SA Water’s world-leading smart network technology has detected over half of all water main breaks and leaks in the Adelaide CBD, Australia since the start of its operation.
The breaks have been proactively repaired and the detection lessens the impact on customers and commuters, further showing its success in reducing costs and community disruption.
Implemented in July 2017, the R57 million smart network trials uses more than 300 acoustic detection sensors to monitor and decipher acoustic sounds for any potential cracks or leaks in pipes.
The sensors cover an average range of 100 metres and monitor around 50 per cent of the city’s water main network, with a focus on cast iron pipes in areas where the potential customer impact of a break is greater.
Speaking ahead of the OzWater ‘19 conference in Melbourne, SA Water’s Chief Executive Roch Cheroux said since its inception 40 faults were detected and repaired proactively, compared to 36 reactively.
“Our sensors detect around 200 environmental noises every day, and our people and systems continue to improve their understanding of acoustic patterns to help distinguish circumferential or longitudinal cracks in our pipes from other sounds picked up by the technology,” Roch said.
“Along with over 300 acoustic sensors, our CBD network comprises smart meters, mass pressure sensors, water quality sensors, mass flow meters and pressure transient/hydrophone sensors.
“Most reactive incidents were sudden failures that didn’t offer any detectable signs, and the reality is there will be some that behave in this way, but they still teach us about how the rest of the network responds.”
Following the trial’s success in the Adelaide CBD, SA Water has expanded its smart network to six further locations across South Australia, and now includes sewer and odour monitoring.

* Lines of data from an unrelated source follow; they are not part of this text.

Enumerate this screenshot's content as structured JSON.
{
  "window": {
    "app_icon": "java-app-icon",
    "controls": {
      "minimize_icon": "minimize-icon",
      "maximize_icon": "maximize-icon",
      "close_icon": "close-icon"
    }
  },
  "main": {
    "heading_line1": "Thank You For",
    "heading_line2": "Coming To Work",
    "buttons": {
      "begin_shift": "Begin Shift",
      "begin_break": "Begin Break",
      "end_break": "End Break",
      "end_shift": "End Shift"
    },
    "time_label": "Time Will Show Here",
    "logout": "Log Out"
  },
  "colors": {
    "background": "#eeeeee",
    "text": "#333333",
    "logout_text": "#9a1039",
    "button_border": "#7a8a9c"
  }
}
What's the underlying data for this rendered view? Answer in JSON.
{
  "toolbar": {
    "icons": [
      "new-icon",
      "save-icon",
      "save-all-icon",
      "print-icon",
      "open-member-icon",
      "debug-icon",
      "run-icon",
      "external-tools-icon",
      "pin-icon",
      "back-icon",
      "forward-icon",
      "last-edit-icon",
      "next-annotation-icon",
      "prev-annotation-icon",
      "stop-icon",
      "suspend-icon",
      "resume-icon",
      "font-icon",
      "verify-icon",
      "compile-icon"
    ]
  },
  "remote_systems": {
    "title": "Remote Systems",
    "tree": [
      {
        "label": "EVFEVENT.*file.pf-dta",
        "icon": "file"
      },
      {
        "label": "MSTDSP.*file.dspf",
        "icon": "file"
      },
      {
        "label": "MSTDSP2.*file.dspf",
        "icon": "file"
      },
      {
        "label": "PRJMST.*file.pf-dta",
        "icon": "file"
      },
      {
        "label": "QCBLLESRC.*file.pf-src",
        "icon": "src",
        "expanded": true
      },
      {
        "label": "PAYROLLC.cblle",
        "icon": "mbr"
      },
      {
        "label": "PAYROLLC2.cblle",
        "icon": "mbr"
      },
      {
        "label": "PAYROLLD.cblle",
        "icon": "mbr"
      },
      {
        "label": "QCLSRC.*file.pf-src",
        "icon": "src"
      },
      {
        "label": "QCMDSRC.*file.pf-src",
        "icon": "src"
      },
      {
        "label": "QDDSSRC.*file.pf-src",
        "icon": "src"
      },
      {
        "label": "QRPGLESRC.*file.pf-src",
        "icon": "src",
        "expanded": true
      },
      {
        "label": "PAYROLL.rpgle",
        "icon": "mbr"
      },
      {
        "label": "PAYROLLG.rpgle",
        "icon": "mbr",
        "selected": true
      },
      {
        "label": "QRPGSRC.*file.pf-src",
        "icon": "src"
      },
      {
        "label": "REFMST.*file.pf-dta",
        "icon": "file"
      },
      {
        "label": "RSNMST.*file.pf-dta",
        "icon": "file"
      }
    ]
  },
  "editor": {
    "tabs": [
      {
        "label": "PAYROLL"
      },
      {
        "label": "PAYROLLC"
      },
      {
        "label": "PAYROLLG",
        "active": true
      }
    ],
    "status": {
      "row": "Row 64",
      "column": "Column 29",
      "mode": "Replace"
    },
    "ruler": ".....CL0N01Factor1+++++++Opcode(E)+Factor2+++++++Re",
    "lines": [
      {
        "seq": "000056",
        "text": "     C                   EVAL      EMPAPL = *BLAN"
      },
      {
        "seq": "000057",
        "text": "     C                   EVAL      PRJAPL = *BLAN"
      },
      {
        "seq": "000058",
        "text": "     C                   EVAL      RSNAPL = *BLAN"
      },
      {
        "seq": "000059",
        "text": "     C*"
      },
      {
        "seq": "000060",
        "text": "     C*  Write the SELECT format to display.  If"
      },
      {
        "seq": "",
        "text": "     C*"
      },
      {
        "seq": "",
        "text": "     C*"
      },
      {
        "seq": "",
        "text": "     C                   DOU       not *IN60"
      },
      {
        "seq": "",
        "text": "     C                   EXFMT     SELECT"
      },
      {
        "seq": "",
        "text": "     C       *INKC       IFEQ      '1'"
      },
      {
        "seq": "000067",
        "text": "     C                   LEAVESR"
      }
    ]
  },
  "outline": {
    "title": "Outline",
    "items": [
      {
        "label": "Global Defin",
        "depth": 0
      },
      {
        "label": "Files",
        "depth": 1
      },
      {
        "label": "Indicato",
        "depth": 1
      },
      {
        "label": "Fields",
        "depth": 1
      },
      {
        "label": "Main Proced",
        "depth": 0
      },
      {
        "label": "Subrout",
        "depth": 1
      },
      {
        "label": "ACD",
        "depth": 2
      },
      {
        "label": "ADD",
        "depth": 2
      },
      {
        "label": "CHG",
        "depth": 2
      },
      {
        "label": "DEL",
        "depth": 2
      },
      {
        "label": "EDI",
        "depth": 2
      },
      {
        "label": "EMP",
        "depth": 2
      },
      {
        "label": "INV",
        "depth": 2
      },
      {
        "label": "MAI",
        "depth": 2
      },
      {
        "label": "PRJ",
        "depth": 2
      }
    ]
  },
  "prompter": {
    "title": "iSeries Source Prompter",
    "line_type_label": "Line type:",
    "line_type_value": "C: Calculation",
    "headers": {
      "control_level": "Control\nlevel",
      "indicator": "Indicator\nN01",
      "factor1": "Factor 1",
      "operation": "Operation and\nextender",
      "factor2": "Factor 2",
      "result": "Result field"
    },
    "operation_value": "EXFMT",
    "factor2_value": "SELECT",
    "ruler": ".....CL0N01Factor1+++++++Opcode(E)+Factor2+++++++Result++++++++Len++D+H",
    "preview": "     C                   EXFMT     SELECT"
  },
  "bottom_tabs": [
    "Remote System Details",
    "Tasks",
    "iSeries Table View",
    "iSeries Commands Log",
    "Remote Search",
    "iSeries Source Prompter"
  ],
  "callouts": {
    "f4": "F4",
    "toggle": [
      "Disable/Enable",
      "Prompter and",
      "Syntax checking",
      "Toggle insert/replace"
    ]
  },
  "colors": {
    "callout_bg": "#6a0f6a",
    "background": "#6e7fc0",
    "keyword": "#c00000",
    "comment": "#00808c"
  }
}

“We are the first water utility in the world to implement a range of Internet of Things-enabled sensors at scale in a defined geographical area, and it is important that we share the knowledge we have built with the wider industry as well as continuing to improve our own network management practices.”